“The two main causes underlying the slow uptake were the cost/ perceived value and the control unit,” said Andrea Baratta, MD of MTS Intercoms. “Things are slightly changing with IP technology, more reliable protocols and better management devices such as tablets and smartphones.”
Today, there are several factors driving the adoption of HA. “First, there has been a convergence of technologies that make home automation easy to use for almost everyone,” Pyle said. “Access control, lighting control, energy management and video are seamlessly integrated in a single platform. HA access through the Internet and mobile phones allow users control of their system without physically being in the home.”
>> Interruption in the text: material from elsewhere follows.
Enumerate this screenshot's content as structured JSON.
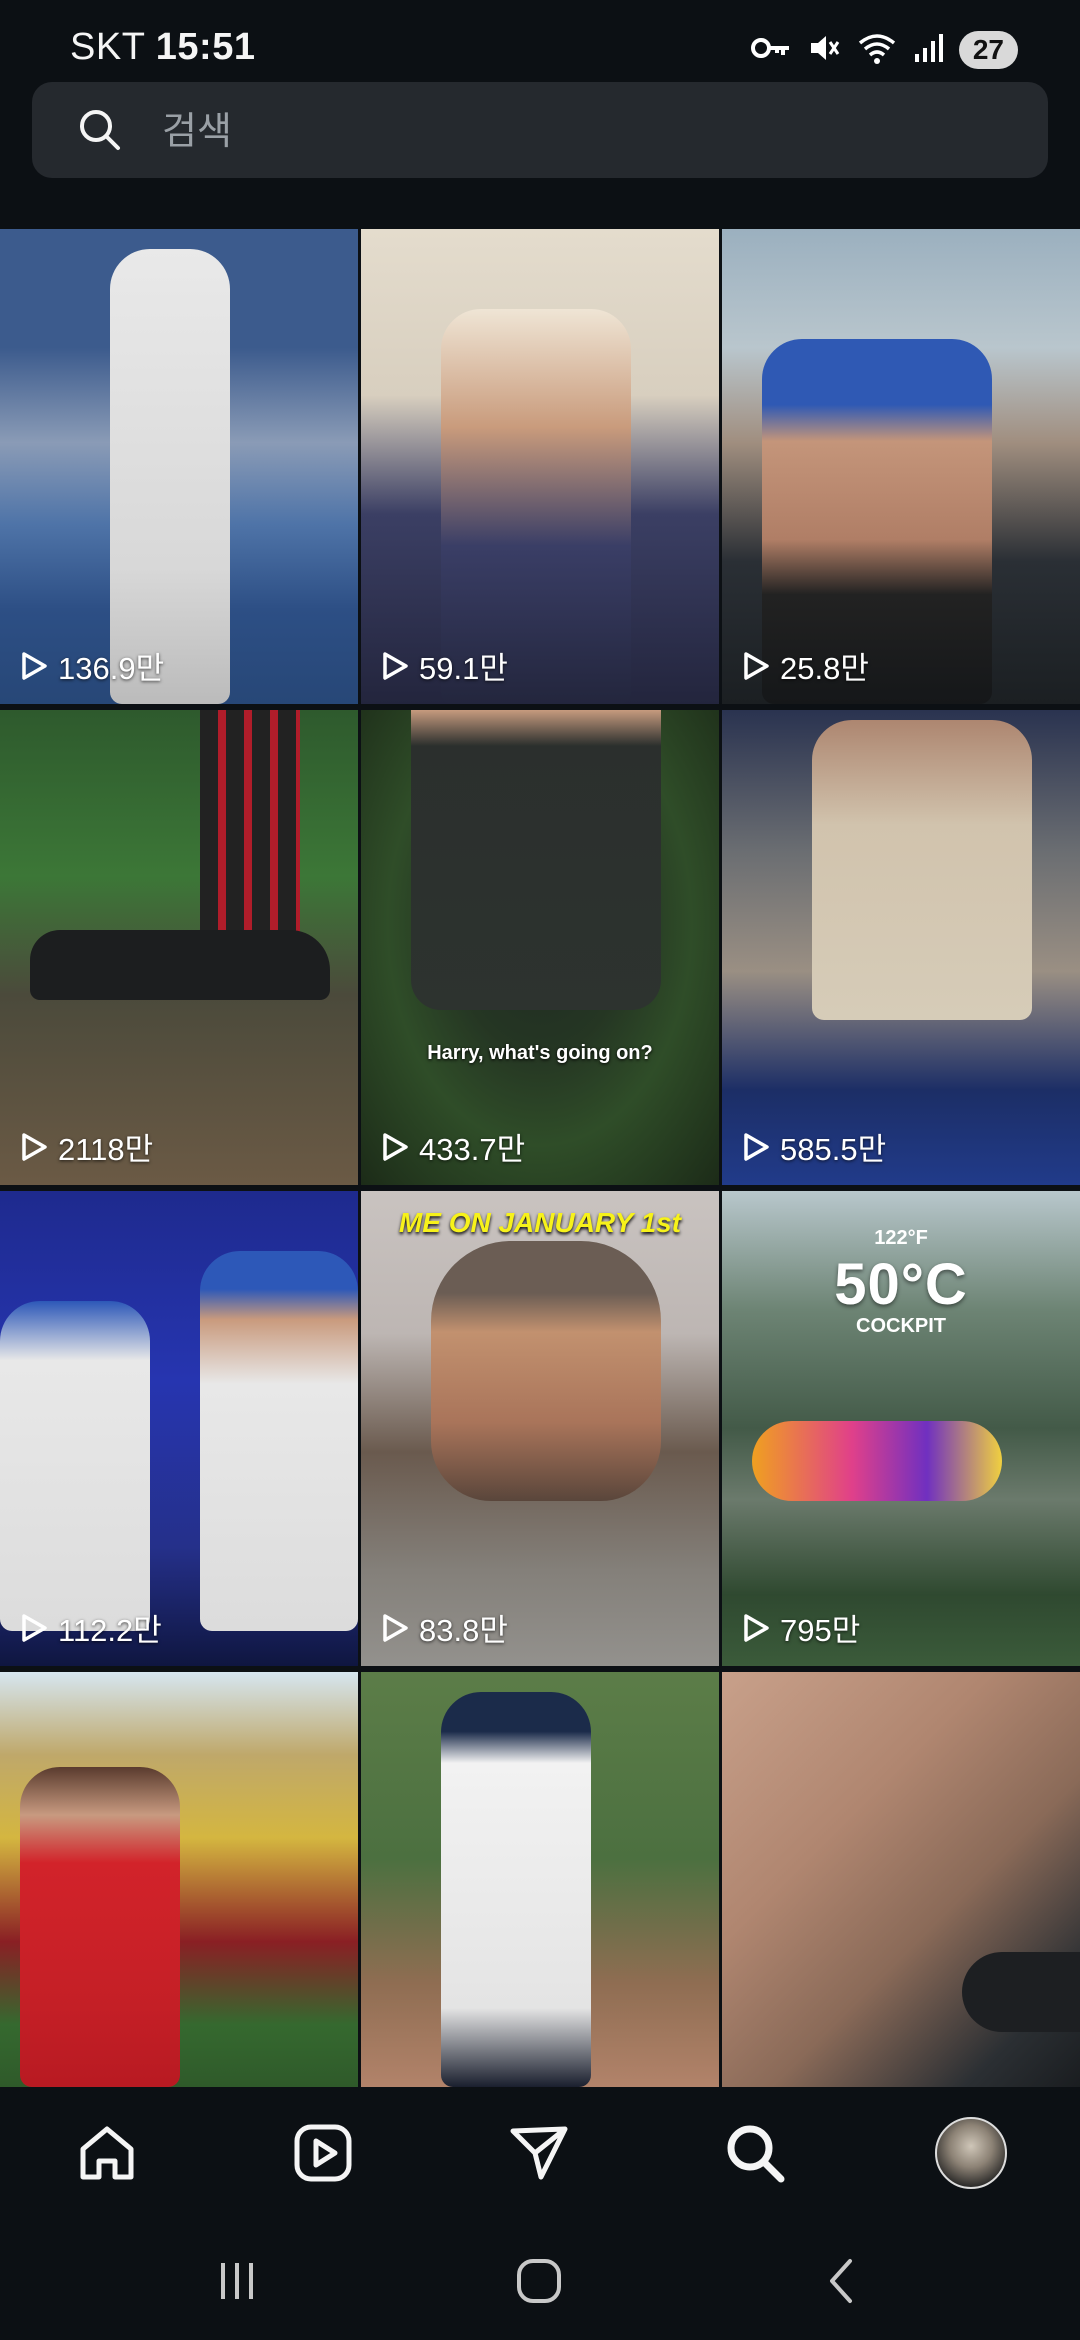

TCP/IP spread like virtual wildfire and ignited the possibility of HA going mainstream. “All security solutions are moving to IP technology,” said Marc Cuadras, Export Area Manager, Golmar. It simplifies network structure and reduces wiring equipment and installation costs by unifying traditional video, audio, data and control cables into one Cat 5 or fiber-optic cable. Besides more bandwidth, it supports remote control over the Internet and expandability. The networkagnostic approach in TCP/IP makes it easy to use any existing network infrastructure, thus allowing more HA devices to be connected to an IP network. Such integration capacity and the cost-effectiveness of sharing the same infrastructure demonstrate huge potential in the future.
Better management devices with touch screens and user-friendly interfaces are innovations that turn what once seemed like sci-fi into reality. Instead of pushing button after button, touch screens allow customers interact directly with what is displayed. Also, customers can do so without any intermediate devices that would need to be held in their hands. Touch screens give customers easy access to HA systems and they work like magic.
Security and HA requirements differ by region and not only for communication frequencies and protocols. In some regions, home security is only used when no one is home while in others, it is only used when people are home, Ingram said.
Usage of different HA products depends on the maturity and perception of the market. People in North America hear more about home area networks and HA than anywhere else in the world, except for Korea, said Bob Heile, Chairman of the ZigBee Alliance. Korea is similar and even ahead of North America in some ways. In these markets, people want to control things around them. In Europe, HA is seen as the central appliance for energy management instead of the general-purpose environment, Heile said. HA is targeted to specific things such as smart appliances, programmable thermostats or remote controllers. Some Asian countries such as India and China are starting to notice HA. Customers in China, for instance, still do not know how HA can help manage home living, since customers tend to associate HA with home theater systems, Choy said. “Customers need to know that HA systems include security, fire, gas detection, access control, home appliances, lighting control and HVAC control.”
The requirements from wealthy and average homes are similar. They differ by services provided and amount of devices. In a high-end home, there are more peripherals.
The design and installation for stand-alone homes is very straightforward, while apartment buildings are more complicated. This is not only due to project size , but also the number of stakeholders involved. For apartments, building management, maintenance and construction teams need to be consulted.
In apartment buildings, where the intercom serves as the first line of security, security systems may be more focused on notification for each apartment unit. Stand-alone homes are more open and may install more intrusion detectors and alarms. However, as far as the end user is concerned, most of the services are the same.